Entries from a dataset of interfaces:
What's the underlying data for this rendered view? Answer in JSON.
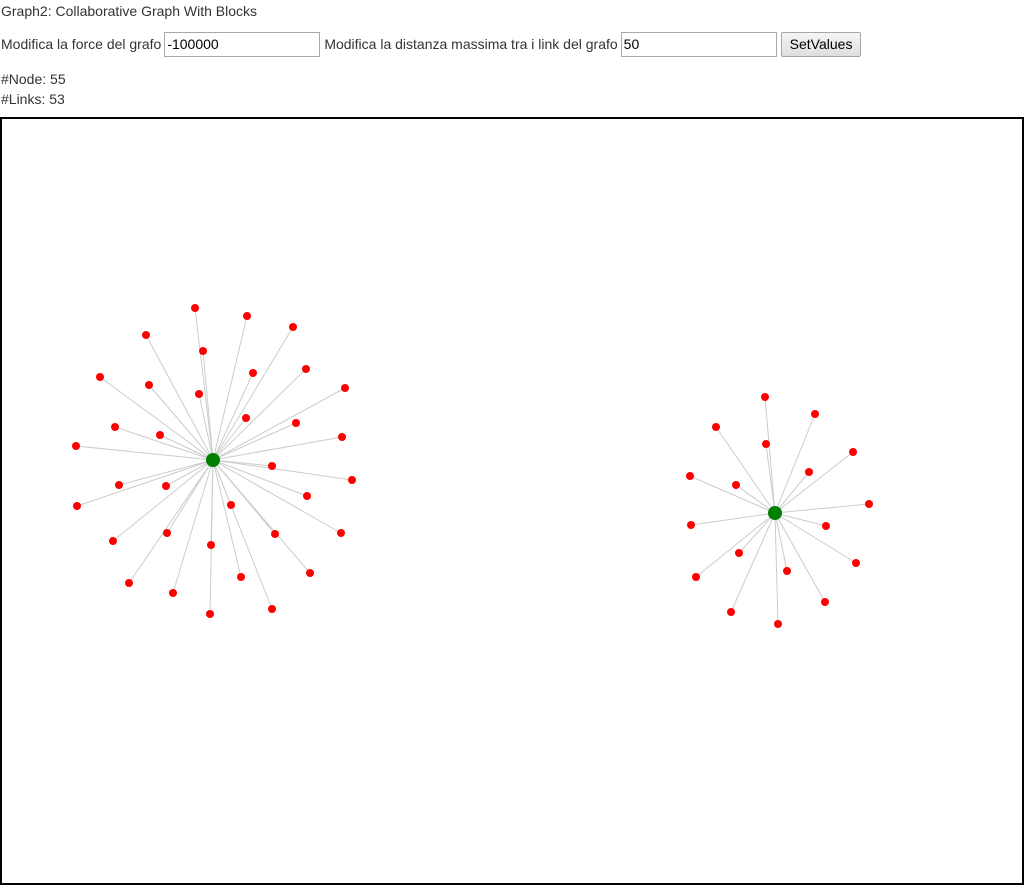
{
  "title": "Graph2: Collaborative Graph With Blocks",
  "controls": {
    "force_label": "Modifica la force del grafo",
    "force_value": "-100000",
    "distance_label": "Modifica la distanza massima tra i link del grafo",
    "distance_value": "50",
    "set_button": "SetValues"
  },
  "stats": {
    "nodes_text": "#Node: 55",
    "links_text": "#Links: 53"
  },
  "graph": {
    "node_color": "#ff0000",
    "hub_color": "#008000",
    "link_color": "#cccccc"
  }
}
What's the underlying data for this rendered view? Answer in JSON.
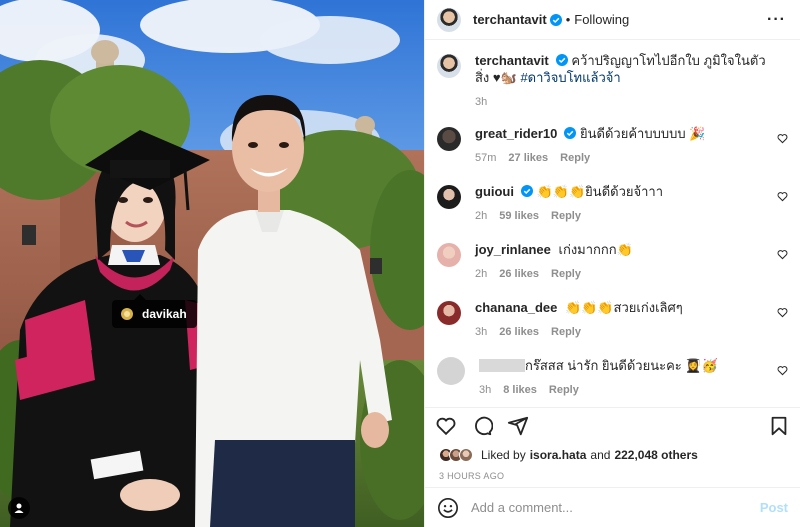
{
  "post": {
    "author": "terchantavit",
    "following_label": "Following",
    "more_icon": "more-horizontal-icon",
    "photo_tag": "davikah",
    "caption": {
      "username": "terchantavit",
      "text": "คว้าปริญญาโทไปอีกใบ ภูมิใจในตัวสิ่ง ♥︎🐿️",
      "hashtag": "#ดาวิจบโทแล้วจ้า",
      "time": "3h"
    }
  },
  "comments": [
    {
      "username": "great_rider10",
      "verified": true,
      "text": "ยินดีด้วยค้าบบบบบ 🎉",
      "time": "57m",
      "likes": "27 likes",
      "reply": "Reply",
      "avatar_color": "#3b3b3b"
    },
    {
      "username": "guioui",
      "verified": true,
      "text": "👏👏👏ยินดีด้วยจ้าาา",
      "time": "2h",
      "likes": "59 likes",
      "reply": "Reply",
      "avatar_color": "#2a2a2a"
    },
    {
      "username": "joy_rinlanee",
      "verified": false,
      "text": "เก่งมากกก👏",
      "time": "2h",
      "likes": "26 likes",
      "reply": "Reply",
      "avatar_color": "#e7b7b0"
    },
    {
      "username": "chanana_dee",
      "verified": false,
      "text": "👏👏👏สวยเก่งเลิศๆ",
      "time": "3h",
      "likes": "26 likes",
      "reply": "Reply",
      "avatar_color": "#8a2b2b"
    },
    {
      "username": "",
      "verified": false,
      "text": "กร๊สสส น่ารัก ยินดีด้วยนะคะ 👩‍🎓🥳",
      "time": "3h",
      "likes": "8 likes",
      "reply": "Reply",
      "avatar_color": "#d4d4d4"
    }
  ],
  "likes_summary": {
    "prefix": "Liked by",
    "user": "isora.hata",
    "joiner": "and",
    "others": "222,048 others"
  },
  "time_ago": "3 HOURS AGO",
  "comment_box": {
    "placeholder": "Add a comment...",
    "post_label": "Post"
  },
  "colors": {
    "verified": "#0095f6",
    "post_disabled": "#b2dffc",
    "muted": "#8e8e8e",
    "hashtag": "#00376b"
  }
}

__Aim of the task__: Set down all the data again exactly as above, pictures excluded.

__Answer to the exercise__:
What's the underlying data for this rendered view? Answer in JSON.
{
  "title": "Graph2: Collaborative Graph With Blocks",
  "controls": {
    "force_label": "Modifica la force del grafo",
    "force_value": "-100000",
    "distance_label": "Modifica la distanza massima tra i link del grafo",
    "distance_value": "50",
    "set_button": "SetValues"
  },
  "stats": {
    "nodes_text": "#Node: 55",
    "links_text": "#Links: 53"
  },
  "graph": {
    "node_color": "#ff0000",
    "hub_color": "#008000",
    "link_color": "#cccccc"
  }
}
What's the underlying data for this rendered view? Answer in JSON.
{
  "post": {
    "author": "terchantavit",
    "following_label": "Following",
    "more_icon": "more-horizontal-icon",
    "photo_tag": "davikah",
    "caption": {
      "username": "terchantavit",
      "text": "คว้าปริญญาโทไปอีกใบ ภูมิใจในตัวสิ่ง ♥︎🐿️",
      "hashtag": "#ดาวิจบโทแล้วจ้า",
      "time": "3h"
    }
  },
  "comments": [
    {
      "username": "great_rider10",
      "verified": true,
      "text": "ยินดีด้วยค้าบบบบบ 🎉",
      "time": "57m",
      "likes": "27 likes",
      "reply": "Reply",
      "avatar_color": "#3b3b3b"
    },
    {
      "username": "guioui",
      "verified": true,
      "text": "👏👏👏ยินดีด้วยจ้าาา",
      "time": "2h",
      "likes": "59 likes",
      "reply": "Reply",
      "avatar_color": "#2a2a2a"
    },
    {
      "username": "joy_rinlanee",
      "verified": false,
      "text": "เก่งมากกก👏",
      "time": "2h",
      "likes": "26 likes",
      "reply": "Reply",
      "avatar_color": "#e7b7b0"
    },
    {
      "username": "chanana_dee",
      "verified": false,
      "text": "👏👏👏สวยเก่งเลิศๆ",
      "time": "3h",
      "likes": "26 likes",
      "reply": "Reply",
      "avatar_color": "#8a2b2b"
    },
    {
      "username": "",
      "verified": false,
      "text": "กร๊สสส น่ารัก ยินดีด้วยนะคะ 👩‍🎓🥳",
      "time": "3h",
      "likes": "8 likes",
      "reply": "Reply",
      "avatar_color": "#d4d4d4"
    }
  ],
  "likes_summary": {
    "prefix": "Liked by",
    "user": "isora.hata",
    "joiner": "and",
    "others": "222,048 others"
  },
  "time_ago": "3 HOURS AGO",
  "comment_box": {
    "placeholder": "Add a comment...",
    "post_label": "Post"
  },
  "colors": {
    "verified": "#0095f6",
    "post_disabled": "#b2dffc",
    "muted": "#8e8e8e",
    "hashtag": "#00376b"
  }
}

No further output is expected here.